**Your task**
Within these entries, which lines include the string "低幼悦读会"? Copy each one.

Extracted records:
-----
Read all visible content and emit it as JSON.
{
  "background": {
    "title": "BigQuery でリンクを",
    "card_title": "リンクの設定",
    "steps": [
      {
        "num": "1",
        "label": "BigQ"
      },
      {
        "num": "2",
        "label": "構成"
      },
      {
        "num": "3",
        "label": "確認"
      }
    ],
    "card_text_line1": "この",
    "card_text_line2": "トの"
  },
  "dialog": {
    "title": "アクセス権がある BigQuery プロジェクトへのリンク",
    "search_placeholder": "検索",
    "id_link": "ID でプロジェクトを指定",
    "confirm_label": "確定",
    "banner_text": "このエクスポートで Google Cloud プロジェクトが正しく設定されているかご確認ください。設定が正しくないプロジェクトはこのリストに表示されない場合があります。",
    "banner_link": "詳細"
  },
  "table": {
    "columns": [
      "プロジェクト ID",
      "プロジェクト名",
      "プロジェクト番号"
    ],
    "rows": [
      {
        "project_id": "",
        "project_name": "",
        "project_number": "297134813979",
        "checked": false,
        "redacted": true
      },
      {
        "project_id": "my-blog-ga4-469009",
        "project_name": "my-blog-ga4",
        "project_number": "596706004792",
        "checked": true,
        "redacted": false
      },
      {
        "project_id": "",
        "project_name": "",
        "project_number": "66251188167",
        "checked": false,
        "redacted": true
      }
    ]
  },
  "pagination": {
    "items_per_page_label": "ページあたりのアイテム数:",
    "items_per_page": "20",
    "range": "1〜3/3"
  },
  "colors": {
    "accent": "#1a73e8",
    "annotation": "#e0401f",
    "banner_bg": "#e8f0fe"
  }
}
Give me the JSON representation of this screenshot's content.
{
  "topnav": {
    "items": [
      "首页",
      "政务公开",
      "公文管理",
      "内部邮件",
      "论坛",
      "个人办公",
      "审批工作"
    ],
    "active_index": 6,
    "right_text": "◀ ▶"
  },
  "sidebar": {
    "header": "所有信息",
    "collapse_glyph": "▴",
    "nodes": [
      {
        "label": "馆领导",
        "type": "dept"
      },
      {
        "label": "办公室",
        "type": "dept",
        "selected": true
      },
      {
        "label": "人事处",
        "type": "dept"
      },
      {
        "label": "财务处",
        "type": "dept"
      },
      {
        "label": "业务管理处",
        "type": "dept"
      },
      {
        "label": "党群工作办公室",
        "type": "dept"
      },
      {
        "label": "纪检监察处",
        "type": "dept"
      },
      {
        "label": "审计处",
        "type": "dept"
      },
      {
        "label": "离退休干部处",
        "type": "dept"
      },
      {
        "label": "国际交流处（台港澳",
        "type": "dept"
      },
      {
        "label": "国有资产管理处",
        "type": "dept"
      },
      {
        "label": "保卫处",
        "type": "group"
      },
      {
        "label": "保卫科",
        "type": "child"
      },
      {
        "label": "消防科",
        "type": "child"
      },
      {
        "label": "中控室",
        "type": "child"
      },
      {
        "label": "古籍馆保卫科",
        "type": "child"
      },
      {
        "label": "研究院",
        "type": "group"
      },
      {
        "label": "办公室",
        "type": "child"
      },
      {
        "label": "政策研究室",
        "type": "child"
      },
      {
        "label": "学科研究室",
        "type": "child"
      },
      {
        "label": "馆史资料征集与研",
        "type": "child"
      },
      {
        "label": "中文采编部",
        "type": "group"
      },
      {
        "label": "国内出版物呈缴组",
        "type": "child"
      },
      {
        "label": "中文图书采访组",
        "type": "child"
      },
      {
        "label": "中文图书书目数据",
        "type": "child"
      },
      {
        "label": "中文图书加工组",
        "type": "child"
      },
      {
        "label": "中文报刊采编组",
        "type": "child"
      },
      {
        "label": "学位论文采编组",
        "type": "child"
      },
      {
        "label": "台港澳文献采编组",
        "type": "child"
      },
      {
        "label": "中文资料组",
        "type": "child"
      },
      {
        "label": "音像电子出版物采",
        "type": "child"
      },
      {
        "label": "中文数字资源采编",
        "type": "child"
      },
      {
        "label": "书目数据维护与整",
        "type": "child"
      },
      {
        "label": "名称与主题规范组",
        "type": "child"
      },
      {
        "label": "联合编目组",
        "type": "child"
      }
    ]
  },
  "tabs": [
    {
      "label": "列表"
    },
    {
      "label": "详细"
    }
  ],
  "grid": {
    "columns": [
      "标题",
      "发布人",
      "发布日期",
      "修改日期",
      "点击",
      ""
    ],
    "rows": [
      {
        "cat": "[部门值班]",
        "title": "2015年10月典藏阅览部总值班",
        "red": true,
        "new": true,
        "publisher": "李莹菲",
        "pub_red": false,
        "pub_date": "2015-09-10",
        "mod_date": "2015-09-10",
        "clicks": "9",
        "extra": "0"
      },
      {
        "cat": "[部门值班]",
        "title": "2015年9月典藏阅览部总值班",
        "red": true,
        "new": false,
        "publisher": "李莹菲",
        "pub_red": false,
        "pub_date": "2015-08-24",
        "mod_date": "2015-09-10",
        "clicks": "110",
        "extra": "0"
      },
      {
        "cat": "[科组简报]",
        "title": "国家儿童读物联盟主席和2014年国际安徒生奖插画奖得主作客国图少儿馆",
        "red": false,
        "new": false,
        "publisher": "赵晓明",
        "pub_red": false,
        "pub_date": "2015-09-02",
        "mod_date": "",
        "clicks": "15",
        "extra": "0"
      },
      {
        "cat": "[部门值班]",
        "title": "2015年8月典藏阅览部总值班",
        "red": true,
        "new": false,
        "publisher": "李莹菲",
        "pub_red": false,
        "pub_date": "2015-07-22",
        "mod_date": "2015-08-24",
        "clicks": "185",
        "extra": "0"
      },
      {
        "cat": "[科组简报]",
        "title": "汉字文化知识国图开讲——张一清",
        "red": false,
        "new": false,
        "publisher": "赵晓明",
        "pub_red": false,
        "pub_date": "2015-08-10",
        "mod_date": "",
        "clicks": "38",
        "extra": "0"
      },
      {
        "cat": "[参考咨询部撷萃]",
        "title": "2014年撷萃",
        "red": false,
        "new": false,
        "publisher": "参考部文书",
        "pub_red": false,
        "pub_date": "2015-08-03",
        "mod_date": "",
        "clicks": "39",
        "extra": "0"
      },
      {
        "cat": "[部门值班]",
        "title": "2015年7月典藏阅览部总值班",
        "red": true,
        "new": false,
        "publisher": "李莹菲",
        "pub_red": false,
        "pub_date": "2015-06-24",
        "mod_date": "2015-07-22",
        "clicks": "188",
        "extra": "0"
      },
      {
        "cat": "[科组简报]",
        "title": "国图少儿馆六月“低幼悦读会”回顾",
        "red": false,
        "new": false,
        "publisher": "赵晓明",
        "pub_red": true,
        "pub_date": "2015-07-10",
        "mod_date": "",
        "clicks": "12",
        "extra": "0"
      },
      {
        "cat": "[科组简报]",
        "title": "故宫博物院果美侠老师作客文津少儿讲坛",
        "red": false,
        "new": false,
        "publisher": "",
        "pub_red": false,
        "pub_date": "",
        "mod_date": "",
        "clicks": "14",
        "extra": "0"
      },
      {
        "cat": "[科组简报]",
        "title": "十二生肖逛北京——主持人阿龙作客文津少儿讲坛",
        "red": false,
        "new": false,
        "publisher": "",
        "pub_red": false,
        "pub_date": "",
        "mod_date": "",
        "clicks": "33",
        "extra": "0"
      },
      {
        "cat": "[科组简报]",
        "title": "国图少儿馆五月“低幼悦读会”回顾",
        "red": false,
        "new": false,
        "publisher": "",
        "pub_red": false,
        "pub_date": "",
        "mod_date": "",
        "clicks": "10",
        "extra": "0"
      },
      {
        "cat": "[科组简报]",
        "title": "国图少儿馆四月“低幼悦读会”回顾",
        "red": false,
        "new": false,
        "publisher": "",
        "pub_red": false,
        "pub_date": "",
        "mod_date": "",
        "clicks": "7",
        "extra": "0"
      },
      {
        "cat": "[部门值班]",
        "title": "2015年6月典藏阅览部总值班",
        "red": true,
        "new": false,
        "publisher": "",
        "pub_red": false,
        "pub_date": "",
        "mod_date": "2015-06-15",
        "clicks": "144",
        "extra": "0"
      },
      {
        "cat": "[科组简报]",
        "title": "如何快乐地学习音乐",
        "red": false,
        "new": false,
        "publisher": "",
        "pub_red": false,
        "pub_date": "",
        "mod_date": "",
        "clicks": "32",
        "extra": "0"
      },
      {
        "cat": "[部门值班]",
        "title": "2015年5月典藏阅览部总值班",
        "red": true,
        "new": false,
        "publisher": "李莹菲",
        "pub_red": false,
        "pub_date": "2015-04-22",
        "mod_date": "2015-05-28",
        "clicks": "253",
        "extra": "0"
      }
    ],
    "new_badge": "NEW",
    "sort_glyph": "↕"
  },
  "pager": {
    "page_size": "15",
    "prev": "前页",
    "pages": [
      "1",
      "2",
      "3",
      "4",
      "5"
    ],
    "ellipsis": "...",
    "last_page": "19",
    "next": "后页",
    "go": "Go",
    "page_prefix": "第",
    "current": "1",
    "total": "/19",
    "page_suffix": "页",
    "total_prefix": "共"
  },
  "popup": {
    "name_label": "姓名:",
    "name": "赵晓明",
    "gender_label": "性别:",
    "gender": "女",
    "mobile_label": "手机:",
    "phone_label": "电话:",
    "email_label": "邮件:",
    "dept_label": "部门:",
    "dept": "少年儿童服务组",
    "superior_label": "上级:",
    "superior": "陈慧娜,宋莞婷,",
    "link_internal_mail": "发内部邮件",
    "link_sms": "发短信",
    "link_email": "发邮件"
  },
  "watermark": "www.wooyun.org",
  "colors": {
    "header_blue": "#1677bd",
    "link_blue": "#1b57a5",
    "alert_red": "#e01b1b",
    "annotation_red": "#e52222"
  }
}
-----
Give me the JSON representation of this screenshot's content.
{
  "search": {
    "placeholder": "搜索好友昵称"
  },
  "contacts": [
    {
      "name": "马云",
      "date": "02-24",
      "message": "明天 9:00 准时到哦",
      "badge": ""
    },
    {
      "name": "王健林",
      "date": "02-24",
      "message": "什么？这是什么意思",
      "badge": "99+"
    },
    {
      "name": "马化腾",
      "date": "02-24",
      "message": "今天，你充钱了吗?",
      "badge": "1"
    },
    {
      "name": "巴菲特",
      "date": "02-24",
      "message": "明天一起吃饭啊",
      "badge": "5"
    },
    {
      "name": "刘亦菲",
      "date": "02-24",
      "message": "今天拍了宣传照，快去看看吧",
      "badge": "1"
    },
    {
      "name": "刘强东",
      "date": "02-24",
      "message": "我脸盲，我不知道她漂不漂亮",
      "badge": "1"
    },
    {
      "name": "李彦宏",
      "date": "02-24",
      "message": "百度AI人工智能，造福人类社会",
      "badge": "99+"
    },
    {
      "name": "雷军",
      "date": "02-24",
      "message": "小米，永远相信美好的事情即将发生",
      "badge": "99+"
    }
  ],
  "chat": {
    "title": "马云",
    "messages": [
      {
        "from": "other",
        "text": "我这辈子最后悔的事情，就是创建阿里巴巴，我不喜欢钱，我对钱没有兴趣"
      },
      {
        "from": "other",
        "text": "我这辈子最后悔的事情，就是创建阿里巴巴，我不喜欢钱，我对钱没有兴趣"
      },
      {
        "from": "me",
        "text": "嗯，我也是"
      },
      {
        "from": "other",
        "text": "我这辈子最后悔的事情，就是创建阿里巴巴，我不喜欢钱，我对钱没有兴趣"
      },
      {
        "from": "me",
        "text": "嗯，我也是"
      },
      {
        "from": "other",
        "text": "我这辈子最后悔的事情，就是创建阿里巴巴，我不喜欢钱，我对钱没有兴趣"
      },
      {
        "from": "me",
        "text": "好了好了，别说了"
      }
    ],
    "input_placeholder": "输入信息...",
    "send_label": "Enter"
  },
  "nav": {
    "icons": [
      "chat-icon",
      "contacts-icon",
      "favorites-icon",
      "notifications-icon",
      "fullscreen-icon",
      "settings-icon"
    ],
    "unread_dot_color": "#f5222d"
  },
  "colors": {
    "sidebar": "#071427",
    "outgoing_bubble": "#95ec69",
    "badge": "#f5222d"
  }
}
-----
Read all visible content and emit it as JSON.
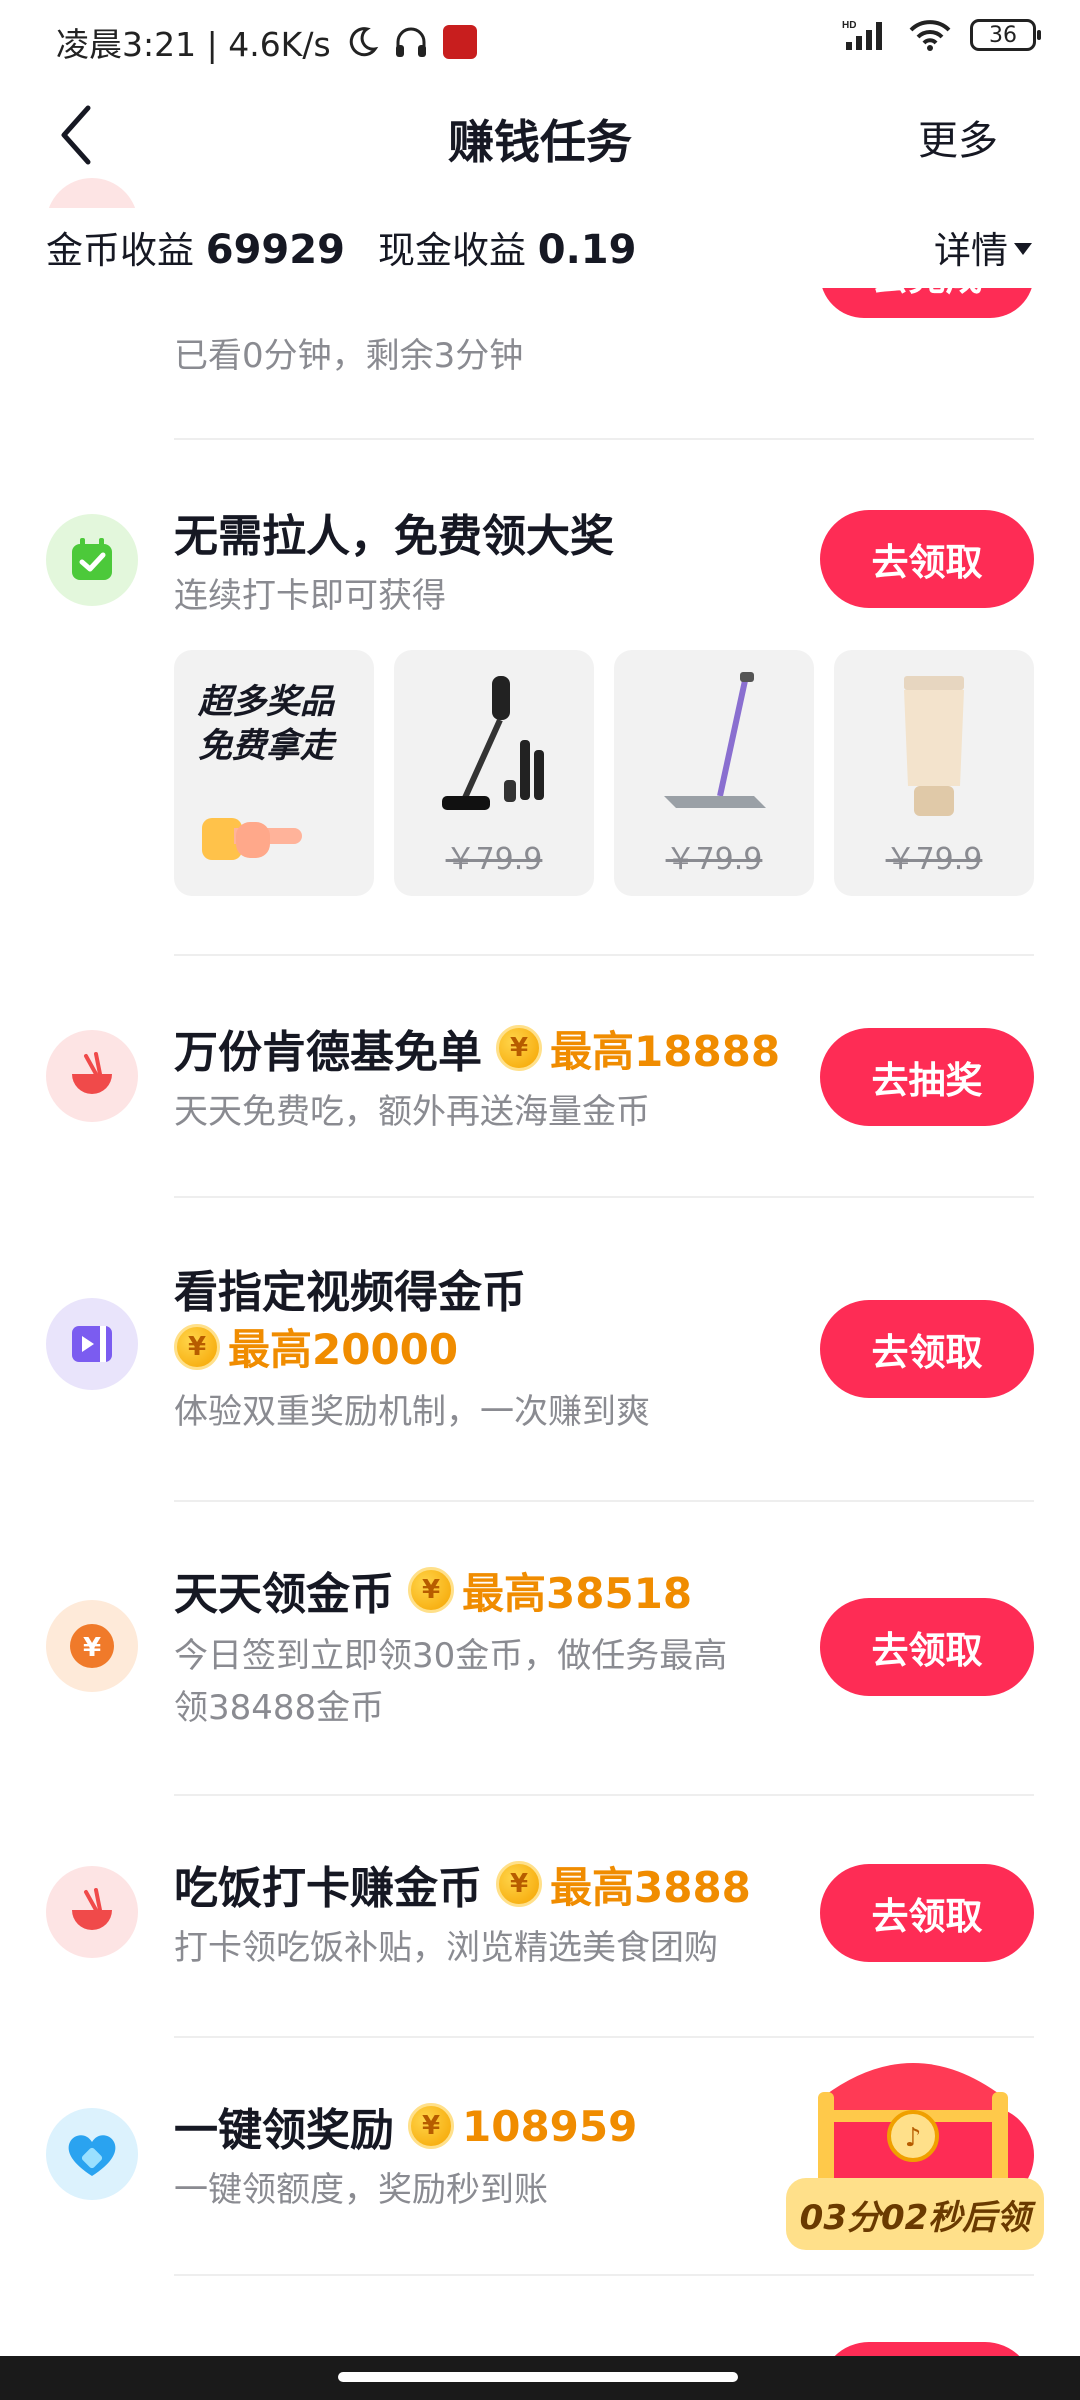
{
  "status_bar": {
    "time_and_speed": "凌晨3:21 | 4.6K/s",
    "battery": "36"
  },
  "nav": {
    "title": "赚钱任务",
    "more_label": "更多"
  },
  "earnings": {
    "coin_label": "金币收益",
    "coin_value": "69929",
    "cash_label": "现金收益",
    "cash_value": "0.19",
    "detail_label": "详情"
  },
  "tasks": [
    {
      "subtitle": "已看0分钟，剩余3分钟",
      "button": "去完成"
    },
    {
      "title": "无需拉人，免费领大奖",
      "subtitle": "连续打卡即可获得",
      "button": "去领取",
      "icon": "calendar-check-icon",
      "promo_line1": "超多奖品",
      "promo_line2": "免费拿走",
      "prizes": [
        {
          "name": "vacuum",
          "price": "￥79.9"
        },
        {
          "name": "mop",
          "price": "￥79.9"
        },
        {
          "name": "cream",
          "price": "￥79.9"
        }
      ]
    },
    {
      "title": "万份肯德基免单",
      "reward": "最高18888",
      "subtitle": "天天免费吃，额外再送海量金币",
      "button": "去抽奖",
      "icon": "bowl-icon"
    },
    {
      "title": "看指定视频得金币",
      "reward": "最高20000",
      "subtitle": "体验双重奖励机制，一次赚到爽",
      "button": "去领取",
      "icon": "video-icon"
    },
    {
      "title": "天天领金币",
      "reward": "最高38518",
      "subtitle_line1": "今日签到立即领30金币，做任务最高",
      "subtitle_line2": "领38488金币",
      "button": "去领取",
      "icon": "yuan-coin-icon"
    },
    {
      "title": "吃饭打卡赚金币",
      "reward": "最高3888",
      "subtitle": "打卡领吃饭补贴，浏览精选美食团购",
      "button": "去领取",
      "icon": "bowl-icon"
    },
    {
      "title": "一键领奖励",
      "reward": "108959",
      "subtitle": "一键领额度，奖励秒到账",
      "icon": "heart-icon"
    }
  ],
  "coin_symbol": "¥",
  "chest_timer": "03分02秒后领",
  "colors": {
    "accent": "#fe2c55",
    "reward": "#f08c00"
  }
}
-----
**Output for this task**
        "title": "国图少儿馆六月“低幼悦读会”回顾",
        "title": "国图少儿馆五月“低幼悦读会”回顾",
        "title": "国图少儿馆四月“低幼悦读会”回顾",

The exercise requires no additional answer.